“It’s our hope that the results of the investigation, whatever results those are, allow closure for all sides,” said Stan Perry, a partner with the firm.

The team has already gone full-throttle with the case, reaching out to witnesses, scanning records and reports, and pouring through court transcripts.

“And these transcripts are huge. You know, they would stack up on the floor,” said Perry.

The group of lawmakers said they’re not against capitol punishment, but they feel Oklahoma got this conviction wrong.
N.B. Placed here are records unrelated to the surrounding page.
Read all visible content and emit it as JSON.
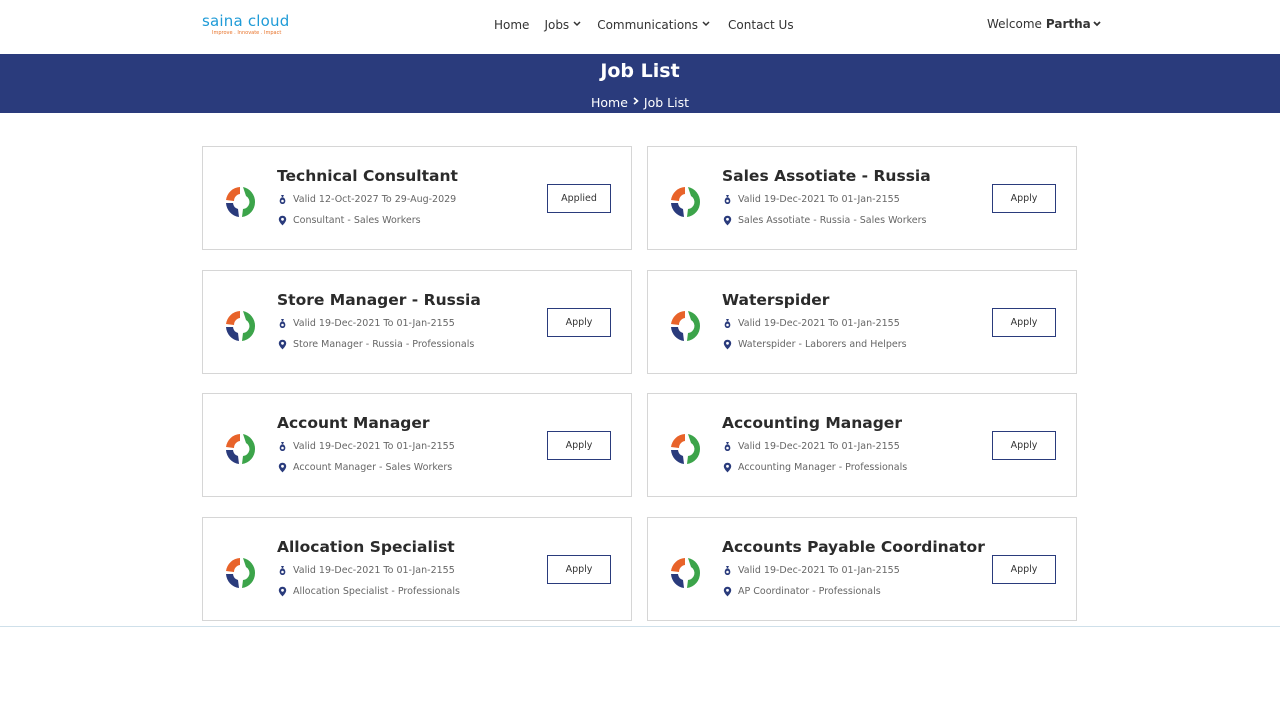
{
  "header": {
    "logo_name": "saina cloud",
    "logo_tagline": "Improve . Innovate . Impact",
    "nav": [
      {
        "label": "Home"
      },
      {
        "label": "Jobs"
      },
      {
        "label": "Communications"
      },
      {
        "label": "Contact Us"
      }
    ],
    "welcome_text": "Welcome",
    "user_name": "Partha"
  },
  "banner": {
    "title": "Job List",
    "breadcrumb": [
      "Home",
      "Job List"
    ]
  },
  "jobs": [
    {
      "title": "Technical Consultant",
      "valid": "Valid 12-Oct-2027 To 29-Aug-2029",
      "location": "Consultant - Sales Workers",
      "action": "Applied"
    },
    {
      "title": "Sales Assotiate - Russia",
      "valid": "Valid 19-Dec-2021 To 01-Jan-2155",
      "location": "Sales Assotiate - Russia - Sales Workers",
      "action": "Apply"
    },
    {
      "title": "Store Manager - Russia",
      "valid": "Valid 19-Dec-2021 To 01-Jan-2155",
      "location": "Store Manager - Russia - Professionals",
      "action": "Apply"
    },
    {
      "title": "Waterspider",
      "valid": "Valid 19-Dec-2021 To 01-Jan-2155",
      "location": "Waterspider - Laborers and Helpers",
      "action": "Apply"
    },
    {
      "title": "Account Manager",
      "valid": "Valid 19-Dec-2021 To 01-Jan-2155",
      "location": "Account Manager - Sales Workers",
      "action": "Apply"
    },
    {
      "title": "Accounting Manager",
      "valid": "Valid 19-Dec-2021 To 01-Jan-2155",
      "location": "Accounting Manager - Professionals",
      "action": "Apply"
    },
    {
      "title": "Allocation Specialist",
      "valid": "Valid 19-Dec-2021 To 01-Jan-2155",
      "location": "Allocation Specialist - Professionals",
      "action": "Apply"
    },
    {
      "title": "Accounts Payable Coordinator",
      "valid": "Valid 19-Dec-2021 To 01-Jan-2155",
      "location": "AP Coordinator - Professionals",
      "action": "Apply"
    }
  ],
  "colors": {
    "banner": "#2a3b7c",
    "logo_blue": "#1f9bd7",
    "logo_orange": "#e8732a"
  }
}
“If the evidence comes back and he’s guilty, then he needs to be put to death. But if the evidence comes back that he’s not guilty, we need to let him out. And I personally feel like it’s going to come back that he’s not guilty,” said McDugle.

KFOR reached out to Oklahoma Attorney General John O’Connor. His office provided us with the following statement:
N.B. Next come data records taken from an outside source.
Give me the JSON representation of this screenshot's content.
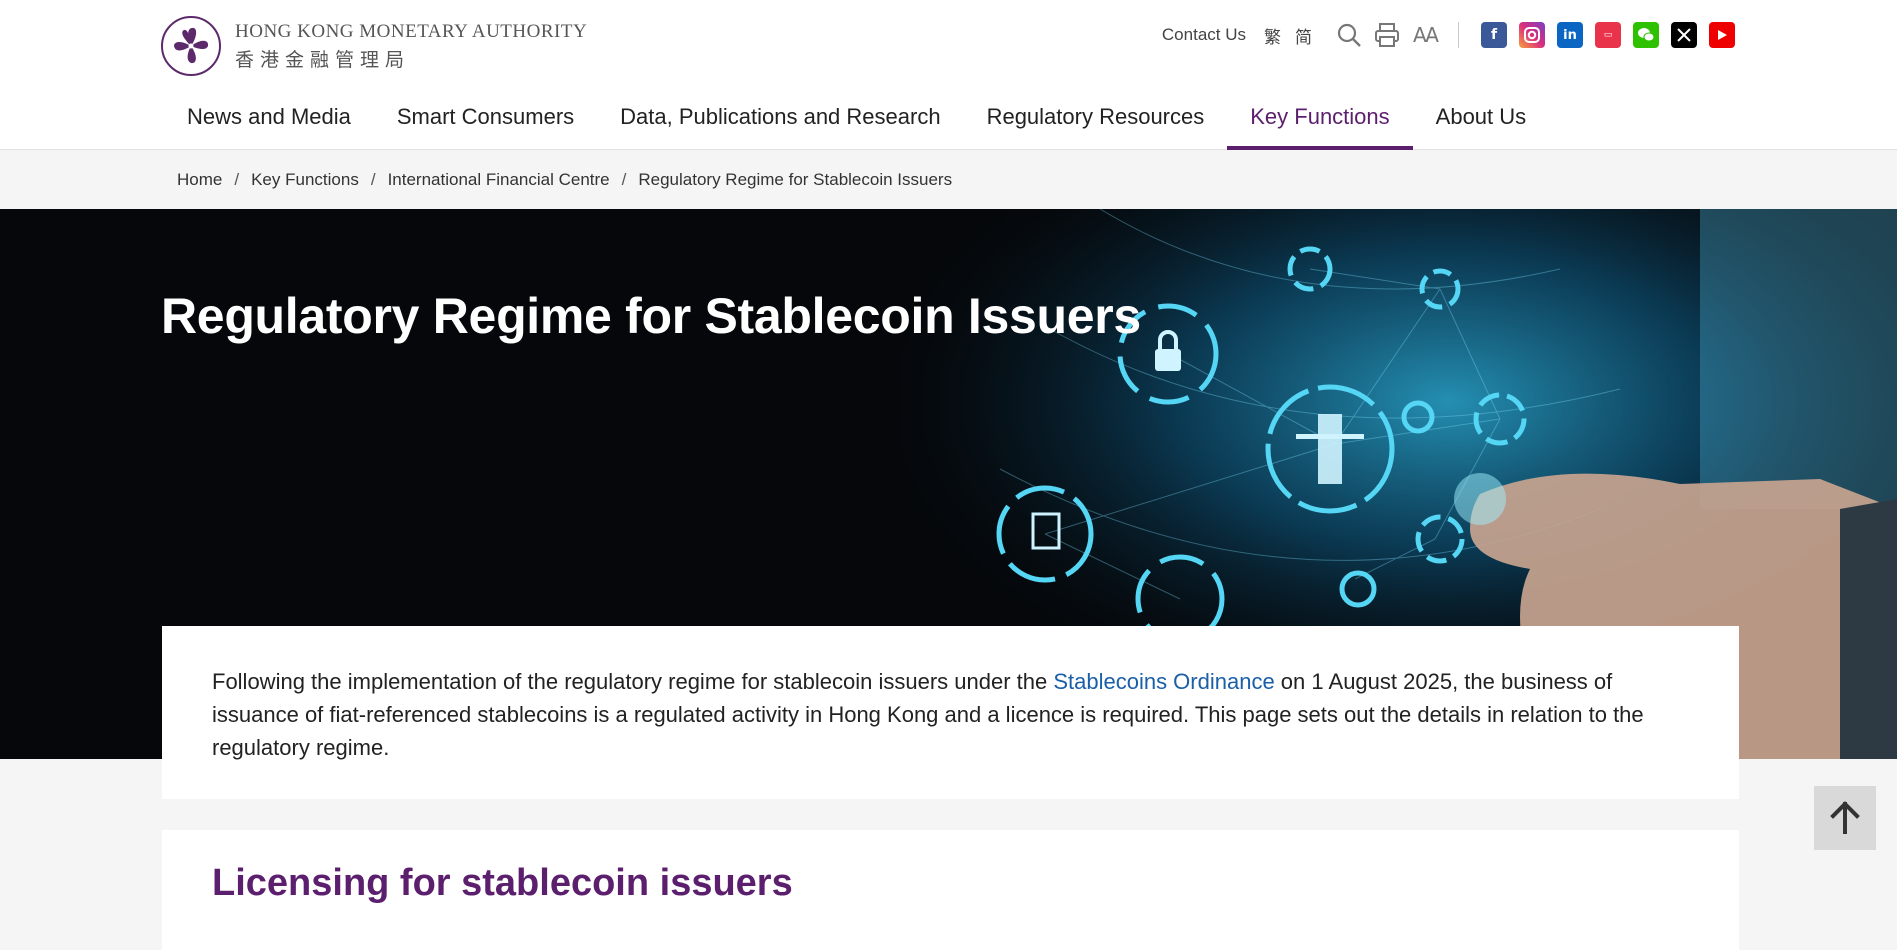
{
  "logo": {
    "name_en": "HONG KONG MONETARY AUTHORITY",
    "name_zh": "香港金融管理局"
  },
  "utility": {
    "contact": "Contact Us",
    "lang_trad": "繁",
    "lang_simp": "简",
    "font_size_label": "AA"
  },
  "nav": {
    "items": [
      {
        "label": "News and Media"
      },
      {
        "label": "Smart Consumers"
      },
      {
        "label": "Data, Publications and Research"
      },
      {
        "label": "Regulatory Resources"
      },
      {
        "label": "Key Functions"
      },
      {
        "label": "About Us"
      }
    ],
    "active_index": 4
  },
  "breadcrumb": {
    "items": [
      "Home",
      "Key Functions",
      "International Financial Centre",
      "Regulatory Regime for Stablecoin Issuers"
    ],
    "separator": "/"
  },
  "hero": {
    "title": "Regulatory Regime for Stablecoin Issuers"
  },
  "intro": {
    "text_before": "Following the implementation of the regulatory regime for stablecoin issuers under the ",
    "link": "Stablecoins Ordinance",
    "text_after": " on 1 August 2025, the business of issuance of fiat-referenced stablecoins is a regulated activity in Hong Kong and a licence is required.  This page sets out the details in relation to the regulatory regime."
  },
  "section": {
    "heading": "Licensing for stablecoin issuers"
  },
  "colors": {
    "brand_purple": "#5c1f6e",
    "link_blue": "#1a5fa8",
    "hero_glow": "#3fd0f0"
  },
  "icons": {
    "social": [
      "facebook-icon",
      "instagram-icon",
      "linkedin-icon",
      "weibo-icon",
      "wechat-icon",
      "x-icon",
      "youtube-icon"
    ]
  }
}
“Richard Glossip’s case was tried twice because Glossip argued he did not have competent defense counsel in the first trial. The juries in both trials found that Glossip hired Justin Sneed to kill Barry Van Treese. Both juries convicted Glossip of first-degree murder and recommended the death penalty.

Mr. Van Treese was murdered on January 7, 1997. Glossip has had 24 years of appeals. It is time for justice to be served for Mr. Van Treese’s family and the people of Oklahoma.

The defense claimed today that there is no mechanism to have a claim of actual innocence heard by the courts. However, in Slaughter v. State, a 2005 case, the Court of Criminal Appeals specifically said, “We fully recognize innocence claims are the Post-Conviction Procedure Act’s foundation.” The Court reaffirmed this statement in an opinion in 2021. If Glossip’s defense has new evidence, they need to be transparent and provide that to the Court of Criminal Appeals for determination of actual innocence, as that is the appropriate mechanism to have the claim heard.”

John O’Connor, Oklahoma Attorney General

No execution date has been set for Glossip.

The law firm said they hope to have the report wrapped up in April.